“A photographer and digital artist, Cass combines hundreds of singular moments shot in the street and other public locations. In his photos, made in locations ranging from nondescript city streets to college sports arenas, bodies battle for attention, perfectly stopped and coordinated. Cass’s ongoing series Selected People began in 2008 in Brookline, Massachusetts, where he lives”
Gastón Ugalde, born 1944 in La Paz, Bolivia (Venice Biennale 2009, 2001) is considered a visual arts leader in the region. His work is deeply rooted in Bolivian traditions and filled with socio-political references.
Melania Brescia creates self-portraits in a way of Phoenix bird, resurrecting from ashes each time she takes a camera and ignites imagination. Born in the southern part of Andalusia heart - Malaga, she moved to US but took the medieval fire of Spanish cultural melting pot with her.
Designed by Open Architecture the Ullens Center for Contemporary Art opened in Qinhuangdao, China. “The curvilinear form of UCCA Dune winds over 930 metres underground, and includes multiple galleries, terraces, and viewing areas.. The decision to bury the museum partially underground was an environmentally conscious one. With the museum designed to sit beneath the dunes, the views of the sea are preserved. Unlike many areas along the sea, the area surrounding UCCA Dune will be safe from development, providing a visual sanctuary for sea views for years to come.” via @Minimalissimomag
Elodie Milan is a french photographer very inspired by paintings from The Renaissance.
She sacralizes her friends and empowered them with lights from Caravage and sometimes thanks to their clothes, an other big theme in her work

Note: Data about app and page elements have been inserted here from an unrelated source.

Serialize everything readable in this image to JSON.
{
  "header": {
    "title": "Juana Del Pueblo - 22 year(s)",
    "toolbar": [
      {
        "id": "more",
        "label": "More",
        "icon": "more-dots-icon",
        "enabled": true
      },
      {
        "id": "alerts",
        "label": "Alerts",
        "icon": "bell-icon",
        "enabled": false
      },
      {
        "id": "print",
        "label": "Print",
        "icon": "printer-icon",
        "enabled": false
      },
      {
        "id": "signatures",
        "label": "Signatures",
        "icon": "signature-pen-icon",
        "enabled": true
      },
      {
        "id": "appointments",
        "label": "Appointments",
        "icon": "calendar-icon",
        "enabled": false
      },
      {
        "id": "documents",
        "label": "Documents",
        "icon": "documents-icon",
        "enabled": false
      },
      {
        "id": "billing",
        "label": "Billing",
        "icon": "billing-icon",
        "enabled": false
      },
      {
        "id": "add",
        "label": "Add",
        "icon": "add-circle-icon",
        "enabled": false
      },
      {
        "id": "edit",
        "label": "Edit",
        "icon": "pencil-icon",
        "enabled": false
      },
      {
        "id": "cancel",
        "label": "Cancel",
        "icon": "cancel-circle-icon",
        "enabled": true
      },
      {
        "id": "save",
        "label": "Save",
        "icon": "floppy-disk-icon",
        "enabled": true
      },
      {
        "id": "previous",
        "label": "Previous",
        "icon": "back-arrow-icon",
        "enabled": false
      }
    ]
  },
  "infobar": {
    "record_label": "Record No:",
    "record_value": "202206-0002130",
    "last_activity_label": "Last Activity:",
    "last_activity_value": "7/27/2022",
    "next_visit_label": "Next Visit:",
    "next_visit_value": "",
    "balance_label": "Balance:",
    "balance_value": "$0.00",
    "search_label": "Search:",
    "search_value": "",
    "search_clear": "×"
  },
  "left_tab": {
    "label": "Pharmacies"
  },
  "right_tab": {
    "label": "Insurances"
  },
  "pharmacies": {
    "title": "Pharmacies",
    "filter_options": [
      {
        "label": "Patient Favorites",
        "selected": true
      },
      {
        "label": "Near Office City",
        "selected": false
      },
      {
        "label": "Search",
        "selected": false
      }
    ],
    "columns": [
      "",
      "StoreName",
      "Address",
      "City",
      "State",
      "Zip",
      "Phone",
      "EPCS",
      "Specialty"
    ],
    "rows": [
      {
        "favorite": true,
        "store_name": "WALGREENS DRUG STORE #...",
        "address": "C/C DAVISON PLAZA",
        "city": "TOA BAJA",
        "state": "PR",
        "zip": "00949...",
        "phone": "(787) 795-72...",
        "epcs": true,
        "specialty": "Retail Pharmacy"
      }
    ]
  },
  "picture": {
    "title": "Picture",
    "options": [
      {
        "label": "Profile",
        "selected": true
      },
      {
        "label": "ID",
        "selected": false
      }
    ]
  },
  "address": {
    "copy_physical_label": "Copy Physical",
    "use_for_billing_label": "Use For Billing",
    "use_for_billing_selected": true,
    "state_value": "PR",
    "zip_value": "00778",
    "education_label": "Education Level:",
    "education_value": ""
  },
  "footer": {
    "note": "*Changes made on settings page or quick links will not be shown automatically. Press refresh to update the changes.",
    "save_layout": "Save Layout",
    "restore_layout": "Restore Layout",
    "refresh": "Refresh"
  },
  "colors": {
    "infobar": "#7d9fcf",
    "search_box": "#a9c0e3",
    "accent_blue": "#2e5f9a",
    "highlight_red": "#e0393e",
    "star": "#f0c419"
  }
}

Bali-based Patisabdhika Studio and architect Daniel Mitchell recently completed this gorgeous brutalist house. Named A Brutalist Tropical Home in Bali, the multi-level 5,500 square feet (512 sqm) house is located in a small valley nestled within rice fields on the south coast of the island. (P.s. for those who still have misconceptions of Brutalism as “brutal”, it is nothing to do with it - just “raw” and “cement” means a lot for Brutalism, but it’s still debatable)